[Stored data]
══════════

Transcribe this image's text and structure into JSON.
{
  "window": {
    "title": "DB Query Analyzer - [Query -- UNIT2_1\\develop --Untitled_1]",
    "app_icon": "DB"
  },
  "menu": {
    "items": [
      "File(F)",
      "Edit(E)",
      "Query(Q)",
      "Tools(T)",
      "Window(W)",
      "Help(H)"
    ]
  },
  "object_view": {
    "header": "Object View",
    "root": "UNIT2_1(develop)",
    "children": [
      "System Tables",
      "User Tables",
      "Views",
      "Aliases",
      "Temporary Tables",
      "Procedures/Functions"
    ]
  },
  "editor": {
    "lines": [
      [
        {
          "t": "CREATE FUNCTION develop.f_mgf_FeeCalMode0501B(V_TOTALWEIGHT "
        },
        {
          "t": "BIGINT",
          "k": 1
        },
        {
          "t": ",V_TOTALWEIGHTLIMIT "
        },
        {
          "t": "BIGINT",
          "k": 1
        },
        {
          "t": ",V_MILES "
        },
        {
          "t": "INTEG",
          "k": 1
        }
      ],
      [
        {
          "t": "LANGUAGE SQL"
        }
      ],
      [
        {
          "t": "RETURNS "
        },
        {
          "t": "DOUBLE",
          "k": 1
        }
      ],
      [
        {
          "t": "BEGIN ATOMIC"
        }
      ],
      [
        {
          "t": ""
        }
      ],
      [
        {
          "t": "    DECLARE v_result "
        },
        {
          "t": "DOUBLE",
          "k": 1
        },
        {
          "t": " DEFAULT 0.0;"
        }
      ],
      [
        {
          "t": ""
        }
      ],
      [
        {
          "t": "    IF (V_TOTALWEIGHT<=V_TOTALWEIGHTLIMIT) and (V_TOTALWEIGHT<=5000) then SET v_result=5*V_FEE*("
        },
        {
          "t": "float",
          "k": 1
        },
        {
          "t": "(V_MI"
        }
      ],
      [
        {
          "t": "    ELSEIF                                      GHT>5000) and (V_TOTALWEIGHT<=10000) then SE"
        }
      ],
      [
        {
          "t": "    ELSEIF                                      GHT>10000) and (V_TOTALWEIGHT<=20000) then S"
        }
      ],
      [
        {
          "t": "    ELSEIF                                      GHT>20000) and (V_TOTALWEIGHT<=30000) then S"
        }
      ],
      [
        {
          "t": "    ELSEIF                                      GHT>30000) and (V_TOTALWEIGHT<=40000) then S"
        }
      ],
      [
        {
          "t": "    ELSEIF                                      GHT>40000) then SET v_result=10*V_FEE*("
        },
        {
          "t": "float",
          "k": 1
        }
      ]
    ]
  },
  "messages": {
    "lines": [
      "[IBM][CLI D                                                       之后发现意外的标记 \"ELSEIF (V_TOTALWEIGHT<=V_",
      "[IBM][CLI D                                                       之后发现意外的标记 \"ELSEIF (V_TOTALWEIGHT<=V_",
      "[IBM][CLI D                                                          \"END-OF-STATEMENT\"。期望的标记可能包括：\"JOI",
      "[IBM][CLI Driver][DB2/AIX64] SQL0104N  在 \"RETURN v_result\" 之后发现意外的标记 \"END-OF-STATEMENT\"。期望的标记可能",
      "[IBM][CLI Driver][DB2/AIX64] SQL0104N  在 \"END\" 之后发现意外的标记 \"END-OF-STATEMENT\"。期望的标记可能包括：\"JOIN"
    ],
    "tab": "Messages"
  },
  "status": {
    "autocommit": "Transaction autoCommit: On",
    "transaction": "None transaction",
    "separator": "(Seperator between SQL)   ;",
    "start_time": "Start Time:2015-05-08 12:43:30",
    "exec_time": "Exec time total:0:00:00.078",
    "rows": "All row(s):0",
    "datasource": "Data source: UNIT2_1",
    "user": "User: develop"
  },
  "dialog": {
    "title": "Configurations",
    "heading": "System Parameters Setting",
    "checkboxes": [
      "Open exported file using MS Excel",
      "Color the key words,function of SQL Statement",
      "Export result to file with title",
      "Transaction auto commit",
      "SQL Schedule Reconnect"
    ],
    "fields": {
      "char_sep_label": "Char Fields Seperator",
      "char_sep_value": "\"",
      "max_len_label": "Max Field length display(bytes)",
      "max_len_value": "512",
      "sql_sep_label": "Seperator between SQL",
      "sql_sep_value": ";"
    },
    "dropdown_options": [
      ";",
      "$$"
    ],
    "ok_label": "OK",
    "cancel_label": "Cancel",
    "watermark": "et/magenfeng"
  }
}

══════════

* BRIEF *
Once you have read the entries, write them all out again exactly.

* OUTPUT *
Transcribe this image's text and structure into JSON.
{
  "window": {
    "title": "DB Query Analyzer - [Query -- UNIT2_1\\develop --Untitled_1]",
    "app_icon": "DB"
  },
  "menu": {
    "items": [
      "File(F)",
      "Edit(E)",
      "Query(Q)",
      "Tools(T)",
      "Window(W)",
      "Help(H)"
    ]
  },
  "object_view": {
    "header": "Object View",
    "root": "UNIT2_1(develop)",
    "children": [
      "System Tables",
      "User Tables",
      "Views",
      "Aliases",
      "Temporary Tables",
      "Procedures/Functions"
    ]
  },
  "editor": {
    "lines": [
      [
        {
          "t": "CREATE FUNCTION develop.f_mgf_FeeCalMode0501B(V_TOTALWEIGHT "
        },
        {
          "t": "BIGINT",
          "k": 1
        },
        {
          "t": ",V_TOTALWEIGHTLIMIT "
        },
        {
          "t": "BIGINT",
          "k": 1
        },
        {
          "t": ",V_MILES "
        },
        {
          "t": "INTEG",
          "k": 1
        }
      ],
      [
        {
          "t": "LANGUAGE SQL"
        }
      ],
      [
        {
          "t": "RETURNS "
        },
        {
          "t": "DOUBLE",
          "k": 1
        }
      ],
      [
        {
          "t": "BEGIN ATOMIC"
        }
      ],
      [
        {
          "t": ""
        }
      ],
      [
        {
          "t": "    DECLARE v_result "
        },
        {
          "t": "DOUBLE",
          "k": 1
        },
        {
          "t": " DEFAULT 0.0;"
        }
      ],
      [
        {
          "t": ""
        }
      ],
      [
        {
          "t": "    IF (V_TOTALWEIGHT<=V_TOTALWEIGHTLIMIT) and (V_TOTALWEIGHT<=5000) then SET v_result=5*V_FEE*("
        },
        {
          "t": "float",
          "k": 1
        },
        {
          "t": "(V_MI"
        }
      ],
      [
        {
          "t": "    ELSEIF                                      GHT>5000) and (V_TOTALWEIGHT<=10000) then SE"
        }
      ],
      [
        {
          "t": "    ELSEIF                                      GHT>10000) and (V_TOTALWEIGHT<=20000) then S"
        }
      ],
      [
        {
          "t": "    ELSEIF                                      GHT>20000) and (V_TOTALWEIGHT<=30000) then S"
        }
      ],
      [
        {
          "t": "    ELSEIF                                      GHT>30000) and (V_TOTALWEIGHT<=40000) then S"
        }
      ],
      [
        {
          "t": "    ELSEIF                                      GHT>40000) then SET v_result=10*V_FEE*("
        },
        {
          "t": "float",
          "k": 1
        }
      ]
    ]
  },
  "messages": {
    "lines": [
      "[IBM][CLI D                                                       之后发现意外的标记 \"ELSEIF (V_TOTALWEIGHT<=V_",
      "[IBM][CLI D                                                       之后发现意外的标记 \"ELSEIF (V_TOTALWEIGHT<=V_",
      "[IBM][CLI D                                                          \"END-OF-STATEMENT\"。期望的标记可能包括：\"JOI",
      "[IBM][CLI Driver][DB2/AIX64] SQL0104N  在 \"RETURN v_result\" 之后发现意外的标记 \"END-OF-STATEMENT\"。期望的标记可能",
      "[IBM][CLI Driver][DB2/AIX64] SQL0104N  在 \"END\" 之后发现意外的标记 \"END-OF-STATEMENT\"。期望的标记可能包括：\"JOIN"
    ],
    "tab": "Messages"
  },
  "status": {
    "autocommit": "Transaction autoCommit: On",
    "transaction": "None transaction",
    "separator": "(Seperator between SQL)   ;",
    "start_time": "Start Time:2015-05-08 12:43:30",
    "exec_time": "Exec time total:0:00:00.078",
    "rows": "All row(s):0",
    "datasource": "Data source: UNIT2_1",
    "user": "User: develop"
  },
  "dialog": {
    "title": "Configurations",
    "heading": "System Parameters Setting",
    "checkboxes": [
      "Open exported file using MS Excel",
      "Color the key words,function of SQL Statement",
      "Export result to file with title",
      "Transaction auto commit",
      "SQL Schedule Reconnect"
    ],
    "fields": {
      "char_sep_label": "Char Fields Seperator",
      "char_sep_value": "\"",
      "max_len_label": "Max Field length display(bytes)",
      "max_len_value": "512",
      "sql_sep_label": "Seperator between SQL",
      "sql_sep_value": ";"
    },
    "dropdown_options": [
      ";",
      "$$"
    ],
    "ok_label": "OK",
    "cancel_label": "Cancel",
    "watermark": "et/magenfeng"
  }
}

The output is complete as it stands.